If Britton goes to the bathroom, Dopey goes too.
If Dopey needs to go potty, there goes Britton.
They are together from the moment they board the bus until school ends around 2:55 p.m., and they are together at night, sleeping together in a bedroom filled with Star Wars posters.
"Thank God for Dopey," Lovell said. "It really truly is like having another member of the team."
Voss said she used to worry about Britton getting bullied.
Because children with Dravet's syndrome have a significantly higher risk of Sudden Unexplained Death in Epilepsy (SUDEP) — which often happens at night — she also worried every time she tucked him in for bed.
Now, knowing that Dopey is by Britton’s side “gives me a sense of comfort, especially at night when he’s sleeping,” Voss said. “Now, it doesn’t bother me."
There’s no objective evidence that dogs can reliably predict seizures.
The organization that trained Dopey, Noelle's Dogs Four Hope in Colorado Springs, emphasizes that research does not support claims that dogs can be trained to detect oncoming seizures.
The ability appears to be innate to some dogs, especially those that have a strong bond with their owners or handlers, said president Christopher Smith.
Some people theorize that dogs may be able to smell chemical changes in people or detect slight behavioral changes invisible to human eye.
Smith says trainers pick puppies based on their temperament and personality. After eight months of basic obedience training, they begin teaching them how to help their handlers during seizures. Dopey, for example, is trained to block Britton from wandering out of doorways or down stairs while he’s disoriented, so he doesn’t hurt himself.
A lover of data, Lovell has looked into the science of seizure alert dogs herself. But she couldn’t find any scientific proof that dogs can alert to seizures.
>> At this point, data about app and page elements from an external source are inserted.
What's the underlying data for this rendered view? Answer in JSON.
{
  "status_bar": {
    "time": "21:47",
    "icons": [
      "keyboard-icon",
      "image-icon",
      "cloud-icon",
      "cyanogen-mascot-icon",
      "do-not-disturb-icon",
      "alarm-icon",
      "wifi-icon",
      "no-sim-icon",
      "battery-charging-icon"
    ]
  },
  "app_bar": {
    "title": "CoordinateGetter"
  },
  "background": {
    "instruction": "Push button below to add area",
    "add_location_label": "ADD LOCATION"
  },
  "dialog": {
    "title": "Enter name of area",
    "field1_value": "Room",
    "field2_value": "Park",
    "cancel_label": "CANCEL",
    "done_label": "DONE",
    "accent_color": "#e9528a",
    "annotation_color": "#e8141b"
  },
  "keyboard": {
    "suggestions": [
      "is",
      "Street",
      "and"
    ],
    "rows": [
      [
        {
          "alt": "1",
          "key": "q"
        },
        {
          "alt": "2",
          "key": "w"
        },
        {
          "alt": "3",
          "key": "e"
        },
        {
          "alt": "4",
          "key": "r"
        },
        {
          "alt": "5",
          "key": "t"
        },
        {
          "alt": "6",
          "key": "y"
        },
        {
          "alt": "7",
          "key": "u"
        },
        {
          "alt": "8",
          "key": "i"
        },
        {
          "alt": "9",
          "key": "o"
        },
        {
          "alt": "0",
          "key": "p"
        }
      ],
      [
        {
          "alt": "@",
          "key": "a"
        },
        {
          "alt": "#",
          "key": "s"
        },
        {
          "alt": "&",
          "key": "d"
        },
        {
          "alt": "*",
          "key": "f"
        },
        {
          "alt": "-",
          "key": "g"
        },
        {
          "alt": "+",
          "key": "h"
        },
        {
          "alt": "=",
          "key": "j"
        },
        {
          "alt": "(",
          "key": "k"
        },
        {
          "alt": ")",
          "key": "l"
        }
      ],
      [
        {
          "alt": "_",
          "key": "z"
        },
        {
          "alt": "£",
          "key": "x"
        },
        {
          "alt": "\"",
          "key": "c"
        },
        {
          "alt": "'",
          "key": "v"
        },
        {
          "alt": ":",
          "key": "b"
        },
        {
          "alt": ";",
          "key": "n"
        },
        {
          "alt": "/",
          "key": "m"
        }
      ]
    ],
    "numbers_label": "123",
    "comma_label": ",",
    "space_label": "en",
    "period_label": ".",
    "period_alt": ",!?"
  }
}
The only explanation she has, Lovell says, is “faith.”
"He’s beyond a companion. He's beyond a friend. He's beyond a lifesaver. He's an angel.”